He won the first FIFA Puskas Award in 2009. The Puskas Award is given to whoever scores the best goal of that year. The goal was a 40-yard strike into the top-left corner against FC Porto on 15 April 2009 in the Champions League quarter finals. That goal was the only goal of the game. It was also an important goal because it sent United to the semi-finals. In the semi-final against Arsenal, Ronaldo scored two goals. One of them was a free kick from 40 yards out. His goals helped Man United qualify to the final, where they lost to Barcelona 2-0.
Ronaldo is able to play on both wings and also as a striker since he is very strong with both feet, even though he is naturally right footed. He is also one of the world's fastest players. He has good heading ability because he is over 6 feet tall and jumps high. He is also known for his powerful "knuckleball" free kicks. The "knuckleball" technique is when the ball spins very little and creates an unpredictable motion. He combines this with his powerful shot, making it hard for goalkeepers to stop his shots. Ronaldo has also been known for his dribbling, as he likes to do many tricks and feints with the ball to pass defenders, such as the step-over. When he was at Manchester United, he would play as a winger and try to send crosses into the middle. At Real Madrid, he changed his playing style by moving more towards the middle and becoming more of a striker. He also focused more on scoring goals. When he arrived to Juventus, he stayed with this playing style of being a goal scorer and target man, although he dribbled with the ball more because he sometimes liked to play his traditional winger position and go one-on-one with defenders. He also sent crosses more frequently than he did in his last few seasons at Real Madrid.
Ronaldo has been criticized for "diving" by many people, including his Manchester United manager Alex Ferguson. He has also been criticized for being arrogant, such as complaining for not receiving set-pieces (free-kicks and penalties) when he gets fouled, having too much self-confidence, not celebrating with teammates after scoring goals, and getting excessively angry with others after losing. Examples of this are when he threw a reporter's microphone into a lake before a UEFA Euro 2016 match, and negative comments made at the Iceland national team after playing against them.

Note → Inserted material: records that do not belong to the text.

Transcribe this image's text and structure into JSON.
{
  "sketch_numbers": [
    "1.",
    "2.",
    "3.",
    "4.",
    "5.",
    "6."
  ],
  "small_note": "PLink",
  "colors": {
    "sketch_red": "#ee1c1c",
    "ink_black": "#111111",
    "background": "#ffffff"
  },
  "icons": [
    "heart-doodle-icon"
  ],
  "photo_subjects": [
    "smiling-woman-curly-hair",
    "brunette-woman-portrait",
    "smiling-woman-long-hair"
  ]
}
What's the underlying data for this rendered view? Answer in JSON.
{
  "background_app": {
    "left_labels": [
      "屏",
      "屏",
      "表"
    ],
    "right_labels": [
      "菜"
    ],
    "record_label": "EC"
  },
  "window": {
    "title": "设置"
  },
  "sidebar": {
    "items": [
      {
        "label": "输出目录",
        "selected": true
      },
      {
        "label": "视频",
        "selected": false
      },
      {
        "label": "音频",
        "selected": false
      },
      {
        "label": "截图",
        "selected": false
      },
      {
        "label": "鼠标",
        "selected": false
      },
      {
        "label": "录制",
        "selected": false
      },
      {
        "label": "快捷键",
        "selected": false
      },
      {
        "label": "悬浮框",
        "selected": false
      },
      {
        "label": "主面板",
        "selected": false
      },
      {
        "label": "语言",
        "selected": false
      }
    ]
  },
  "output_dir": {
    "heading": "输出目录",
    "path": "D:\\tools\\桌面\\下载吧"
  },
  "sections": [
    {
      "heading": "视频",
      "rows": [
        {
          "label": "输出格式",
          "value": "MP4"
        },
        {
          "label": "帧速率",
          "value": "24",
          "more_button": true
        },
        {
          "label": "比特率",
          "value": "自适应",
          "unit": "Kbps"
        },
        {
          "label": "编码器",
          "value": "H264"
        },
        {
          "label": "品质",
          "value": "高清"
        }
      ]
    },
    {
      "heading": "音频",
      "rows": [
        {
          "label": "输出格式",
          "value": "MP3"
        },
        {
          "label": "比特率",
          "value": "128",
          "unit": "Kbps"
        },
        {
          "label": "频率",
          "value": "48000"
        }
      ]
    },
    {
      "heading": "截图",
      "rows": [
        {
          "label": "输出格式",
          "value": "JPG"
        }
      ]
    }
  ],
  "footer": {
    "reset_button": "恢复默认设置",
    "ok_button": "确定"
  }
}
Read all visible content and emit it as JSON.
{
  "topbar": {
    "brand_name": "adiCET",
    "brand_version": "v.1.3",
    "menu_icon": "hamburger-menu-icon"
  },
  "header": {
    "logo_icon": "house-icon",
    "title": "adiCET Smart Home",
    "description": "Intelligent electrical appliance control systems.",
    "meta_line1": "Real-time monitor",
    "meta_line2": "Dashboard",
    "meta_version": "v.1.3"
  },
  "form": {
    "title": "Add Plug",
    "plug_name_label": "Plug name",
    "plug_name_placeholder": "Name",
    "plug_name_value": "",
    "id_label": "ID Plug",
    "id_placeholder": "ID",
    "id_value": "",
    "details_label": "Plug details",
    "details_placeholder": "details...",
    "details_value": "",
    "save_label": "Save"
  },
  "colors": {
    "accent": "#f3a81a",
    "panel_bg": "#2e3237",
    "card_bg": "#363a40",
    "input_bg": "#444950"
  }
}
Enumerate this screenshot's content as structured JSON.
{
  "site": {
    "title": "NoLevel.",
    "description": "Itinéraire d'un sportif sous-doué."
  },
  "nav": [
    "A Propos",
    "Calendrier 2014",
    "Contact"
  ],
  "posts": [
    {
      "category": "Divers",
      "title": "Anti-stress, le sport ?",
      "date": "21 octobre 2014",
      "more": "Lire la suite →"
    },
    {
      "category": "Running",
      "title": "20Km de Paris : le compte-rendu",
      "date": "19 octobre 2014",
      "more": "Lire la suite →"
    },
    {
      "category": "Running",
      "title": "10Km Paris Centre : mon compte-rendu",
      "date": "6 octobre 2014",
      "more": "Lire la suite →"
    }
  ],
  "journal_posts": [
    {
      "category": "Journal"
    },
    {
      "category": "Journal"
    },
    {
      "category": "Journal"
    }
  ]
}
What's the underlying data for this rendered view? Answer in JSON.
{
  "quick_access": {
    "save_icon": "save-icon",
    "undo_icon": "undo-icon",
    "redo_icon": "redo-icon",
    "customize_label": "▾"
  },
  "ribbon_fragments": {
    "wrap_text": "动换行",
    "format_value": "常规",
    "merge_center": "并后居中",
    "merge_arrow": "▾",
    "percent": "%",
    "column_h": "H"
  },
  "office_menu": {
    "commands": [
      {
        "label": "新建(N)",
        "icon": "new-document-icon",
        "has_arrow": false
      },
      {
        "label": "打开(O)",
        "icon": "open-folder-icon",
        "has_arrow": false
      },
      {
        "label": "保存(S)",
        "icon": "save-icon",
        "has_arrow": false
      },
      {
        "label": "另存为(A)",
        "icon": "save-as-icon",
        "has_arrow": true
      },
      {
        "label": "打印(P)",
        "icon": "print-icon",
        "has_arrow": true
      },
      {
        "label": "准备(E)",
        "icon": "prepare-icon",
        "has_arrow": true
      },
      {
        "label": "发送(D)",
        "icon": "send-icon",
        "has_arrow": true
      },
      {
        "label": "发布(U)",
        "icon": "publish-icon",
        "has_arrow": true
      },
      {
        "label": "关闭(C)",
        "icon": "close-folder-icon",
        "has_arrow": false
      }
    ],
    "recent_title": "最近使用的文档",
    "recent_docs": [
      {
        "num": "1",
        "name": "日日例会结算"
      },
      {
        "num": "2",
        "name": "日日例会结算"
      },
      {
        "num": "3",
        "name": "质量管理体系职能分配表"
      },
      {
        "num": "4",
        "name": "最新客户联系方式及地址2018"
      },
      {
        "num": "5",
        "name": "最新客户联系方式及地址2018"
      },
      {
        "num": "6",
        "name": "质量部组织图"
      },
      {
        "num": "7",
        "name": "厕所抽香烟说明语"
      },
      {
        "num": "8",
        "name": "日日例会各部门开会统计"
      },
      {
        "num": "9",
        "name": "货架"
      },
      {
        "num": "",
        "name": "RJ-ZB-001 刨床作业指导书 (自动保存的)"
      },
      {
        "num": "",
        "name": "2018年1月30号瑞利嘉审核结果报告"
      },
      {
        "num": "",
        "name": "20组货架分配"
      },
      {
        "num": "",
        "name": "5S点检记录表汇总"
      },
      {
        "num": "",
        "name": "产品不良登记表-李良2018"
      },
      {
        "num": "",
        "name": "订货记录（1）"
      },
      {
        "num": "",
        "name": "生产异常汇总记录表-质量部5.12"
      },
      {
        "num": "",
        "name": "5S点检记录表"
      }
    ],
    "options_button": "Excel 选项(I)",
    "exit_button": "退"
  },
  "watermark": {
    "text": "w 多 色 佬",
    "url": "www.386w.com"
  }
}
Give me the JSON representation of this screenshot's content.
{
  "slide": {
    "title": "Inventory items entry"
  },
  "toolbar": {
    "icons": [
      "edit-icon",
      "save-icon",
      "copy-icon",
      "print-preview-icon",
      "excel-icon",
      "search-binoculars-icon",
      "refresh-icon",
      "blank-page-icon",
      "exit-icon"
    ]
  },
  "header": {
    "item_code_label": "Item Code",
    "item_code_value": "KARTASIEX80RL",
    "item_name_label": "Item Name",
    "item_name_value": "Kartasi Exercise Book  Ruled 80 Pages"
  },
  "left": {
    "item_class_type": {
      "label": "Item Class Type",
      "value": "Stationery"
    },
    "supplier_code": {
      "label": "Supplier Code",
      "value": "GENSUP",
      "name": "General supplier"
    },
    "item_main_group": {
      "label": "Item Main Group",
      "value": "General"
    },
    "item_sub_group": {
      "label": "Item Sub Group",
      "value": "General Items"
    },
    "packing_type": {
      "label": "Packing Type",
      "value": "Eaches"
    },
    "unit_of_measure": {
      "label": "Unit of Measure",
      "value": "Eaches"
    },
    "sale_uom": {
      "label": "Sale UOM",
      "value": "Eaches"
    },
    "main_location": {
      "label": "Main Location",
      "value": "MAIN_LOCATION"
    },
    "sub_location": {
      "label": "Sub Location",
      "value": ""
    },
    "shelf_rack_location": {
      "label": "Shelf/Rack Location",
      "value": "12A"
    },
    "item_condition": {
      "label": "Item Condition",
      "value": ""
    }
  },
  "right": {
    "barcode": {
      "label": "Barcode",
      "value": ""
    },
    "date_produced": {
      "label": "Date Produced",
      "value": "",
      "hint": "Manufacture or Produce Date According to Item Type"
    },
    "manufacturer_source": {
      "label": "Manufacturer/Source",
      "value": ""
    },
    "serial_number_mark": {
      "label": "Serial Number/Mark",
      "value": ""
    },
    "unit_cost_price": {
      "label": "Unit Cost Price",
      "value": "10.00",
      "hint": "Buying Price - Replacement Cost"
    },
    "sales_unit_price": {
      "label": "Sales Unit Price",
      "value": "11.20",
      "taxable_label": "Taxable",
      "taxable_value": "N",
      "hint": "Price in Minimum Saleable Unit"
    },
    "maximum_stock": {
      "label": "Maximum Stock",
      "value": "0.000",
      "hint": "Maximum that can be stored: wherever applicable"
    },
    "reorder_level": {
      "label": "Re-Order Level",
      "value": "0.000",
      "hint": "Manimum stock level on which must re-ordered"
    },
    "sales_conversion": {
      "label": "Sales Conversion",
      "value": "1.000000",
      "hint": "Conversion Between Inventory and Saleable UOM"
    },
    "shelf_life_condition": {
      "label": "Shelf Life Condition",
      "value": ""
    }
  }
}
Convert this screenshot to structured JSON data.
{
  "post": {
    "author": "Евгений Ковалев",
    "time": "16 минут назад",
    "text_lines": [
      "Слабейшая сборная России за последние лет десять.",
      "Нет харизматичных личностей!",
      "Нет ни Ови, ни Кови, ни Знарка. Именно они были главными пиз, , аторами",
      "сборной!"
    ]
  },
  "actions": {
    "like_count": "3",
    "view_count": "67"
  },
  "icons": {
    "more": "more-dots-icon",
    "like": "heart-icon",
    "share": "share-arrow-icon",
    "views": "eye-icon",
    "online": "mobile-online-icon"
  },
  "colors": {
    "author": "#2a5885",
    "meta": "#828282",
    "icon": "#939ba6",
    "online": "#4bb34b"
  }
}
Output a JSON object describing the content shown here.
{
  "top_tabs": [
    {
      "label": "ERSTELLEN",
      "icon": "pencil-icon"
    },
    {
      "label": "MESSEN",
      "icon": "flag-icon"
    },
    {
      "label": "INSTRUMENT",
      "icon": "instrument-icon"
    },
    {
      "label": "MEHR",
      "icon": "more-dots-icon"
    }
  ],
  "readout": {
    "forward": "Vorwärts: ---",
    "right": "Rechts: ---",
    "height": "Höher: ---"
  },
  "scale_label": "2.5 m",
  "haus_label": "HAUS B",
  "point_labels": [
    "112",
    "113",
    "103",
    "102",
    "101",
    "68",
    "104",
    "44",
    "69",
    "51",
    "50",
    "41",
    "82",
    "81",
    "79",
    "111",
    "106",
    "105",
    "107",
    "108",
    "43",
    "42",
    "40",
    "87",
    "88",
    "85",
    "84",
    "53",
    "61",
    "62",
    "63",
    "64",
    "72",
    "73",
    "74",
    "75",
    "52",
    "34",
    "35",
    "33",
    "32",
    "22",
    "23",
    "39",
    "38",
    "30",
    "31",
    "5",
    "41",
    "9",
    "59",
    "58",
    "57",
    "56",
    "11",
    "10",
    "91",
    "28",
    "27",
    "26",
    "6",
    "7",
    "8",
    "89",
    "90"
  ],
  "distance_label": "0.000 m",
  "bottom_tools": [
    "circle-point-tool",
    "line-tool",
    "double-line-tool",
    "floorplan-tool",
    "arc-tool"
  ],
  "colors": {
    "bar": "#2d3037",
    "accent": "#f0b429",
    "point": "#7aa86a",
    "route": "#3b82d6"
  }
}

Luis García, miembro del Centro para la Investigación de la Historia del Fútbol, sostiene que Todo Fútbol se asienta en una idea de enciclopedia del fútbol en un momento en el que empezaban a tener mayor circulación las ediciones de anuarios y enciclopedias con el fin de recomponer y sistematizar la historia del fútbol nacional. En efecto, Todo Fútbol destina una parte de sus páginas al registro exhaustivo y la recopilación de datos, historiales y estadísticas deportivas del fútbol en la Argentina; relata las historias de los principales clubes de la ciudad y de la provincia de Buenos Aires; dedica secciones al fútbol tucumano, al fútbol santafesino y el fútbol cordobés. 2b1af7f3a8